After a slight decrease in 2017, Iowa’s 12 biodiesel plants rebounded with a record-breaking 365 million gallons of biodiesel produced in 2018.
The increased production largely was because of the plummeting level of biodiesel imports into the U.S. after a verdict against Argentina and Indonesia for illegally subsidizing their biodiesel exports.
“In previous years, American biodiesel producers struggled to compete against unfairly subsidized and dumped imports,” says Monte Shaw, executive director of the Iowa Renewable Fuels Association. “This record-breaking year of production in 2018 proves that when the playing field is level, U.S. biodiesel producers can successfully fulfill domestic demand.”
EPA small refinery exemptions a problem
Iowa produced nearly 20% of U.S. biodiesel production in 2018. Shaw emphasizes that Iowa could produce more if the Renewable Fuel Standard level for biodiesel was set to at least mirror projected U.S. biodiesel consumption and not undermined by small-refinery exemptions.
“We are extremely excited and proud of what was accomplished in 2018, but the fact remains we still have unused production capacity,” Shaw says. “Iowa’s biodiesel plants are ready to grow and produce beyond expectations, and 2018 proved that when the law is enforced equitably they can do that. But when our producers are hampered by timid RFS levels or demand-destroying exemptions, they cannot achieve their full potential.”
EPA continues to allow some oil refineries an exemption from complying with RFS rules. The RFS requires petroleum refiners to blend a certain amount of renewable fuel with their gasoline and diesel fuel each year, but EPA has been granting waivers or financial hardship exemptions, and these exemptions aren’t always going to small refiners. Some major companies also are receiving waivers.

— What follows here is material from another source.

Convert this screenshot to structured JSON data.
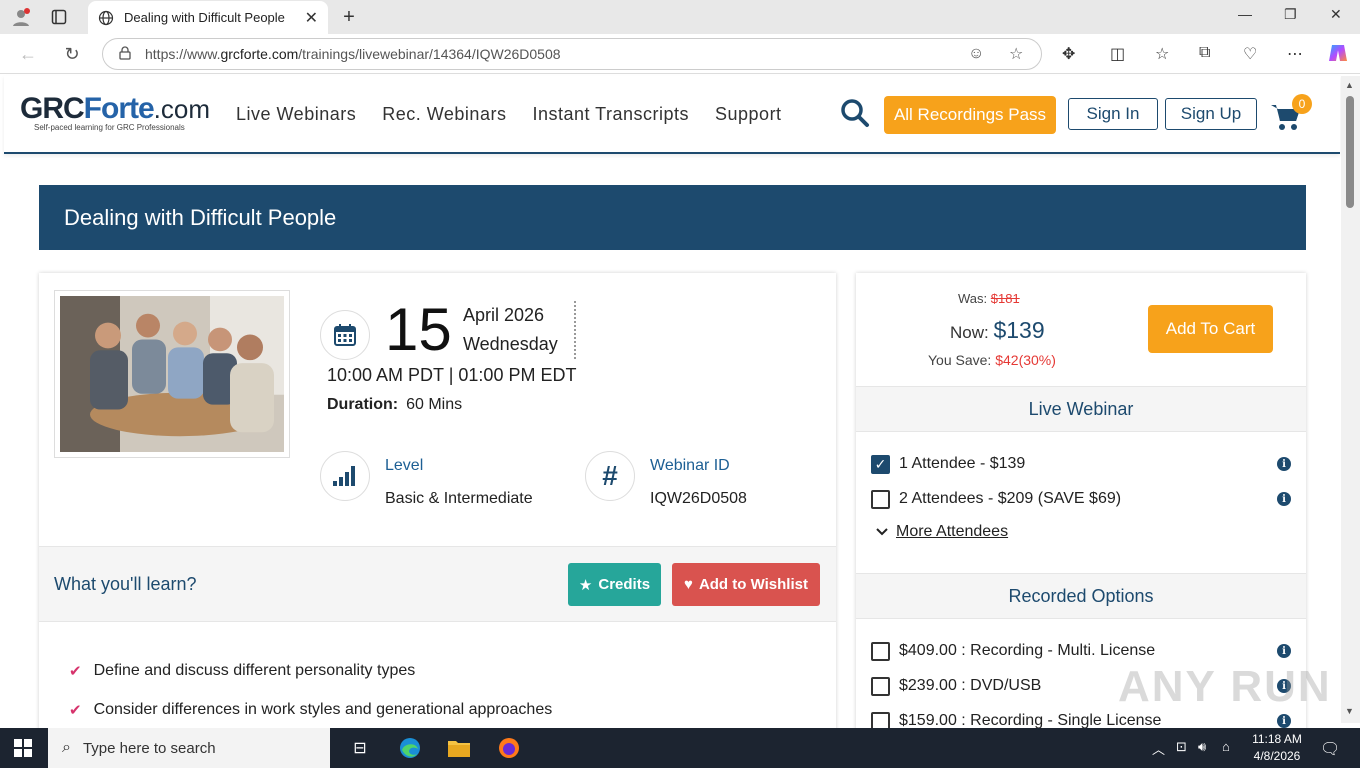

More soybean oil used for biodiesel
Compared with 2017, there was a shift in feedstock usage across Iowa in 2018 toward more soybean oil being used to make biodiesel. Soybean oil increased its market share to nearly 81% while animal fat usage declined from 11% to nearly 5%. Corn oil continued to make up about 10% of the feedstock for biodiesel production. Used cooking oil saw a marginal increase to about 4%.
Other important news for biodiesel is the National Biodiesel Board Fair Trade Coalition’s continued success in preventing unlawful imports of biodiesel into the U.S. from foreign producers who subsidize its production.
Biodiesel imports from Argentina and Indonesia surged by 464% from 2014 to 2016, taking 18.3% of market share from U.S. producers, according to the NBB. This flood of dumped and subsidized imports resulted in market share losses and depressed prices for U.S. biodiesel producers, workers and feedstock suppliers.
In March 2017, the NBB coalition filed antidumping and countervailing duty petitions with the U.S. Department of Commerce and the International Trade Commission, alleging increased volumes of dumped and subsidized biodiesel imports from Argentina and Indonesia unfairly captured market share from U.S. producers, causing harm to the U.S. biodiesel industry.
NBB action helps level playing field
Prompted by the NBB coalition’s petitions, the U.S. government began investigating the unfair trade practices of Argentine and Indonesian biodiesel producers and exporters. After 13 months of fact-finding and litigation, the DOC and ITC ruled in favor of the U.S. biodiesel industry.
The DOC found that the governments of Argentina and Indonesia provided massive subsidies for their own biodiesel industries, NBB CEO Donnell Rehagen says. The DOC also found that Argentine and Indonesian producers and exporters were dumping biodiesel into the U.S. at unfair prices. The ITC unanimously decided that these subsidized, dumped imports financially harmed the U.S. biodiesel industry, contributing to the industry’s declining market share, prices, investment and profitability.
Based on these findings, the U.S. government began imposing tariffs on biodiesel imports from Argentina and Indonesia in August 2017. Since then, there have been zero U.S. imports of biodiesel from Argentina or Indonesia. Based on the final decisions issued by DOC and ITC in late 2017 and early 2018, the U.S. government updated its duty rates.
“Argentina and Indonesia are still free to ship biodiesel into the U.S., but they must do so at fair prices,” Rehagen says.
How long will tariffs be in place?
These antidumping and countervailing duty orders will be imposed for at least five years. The U.S. government then will review whether these orders still are necessary to counteract unfairly traded imports, Rehagen says.
Meanwhile, it appears that Argentine and Indonesian biodiesel producers are focused on overturning the U.S. government’s determinations rather than selling to the U.S. at fair prices and reducing the duty rates through the DOC review process. In 2018, Argentine and Indonesian biodiesel producers filed appeals challenging the DOC countervailing duty and ITC financial injury decisions.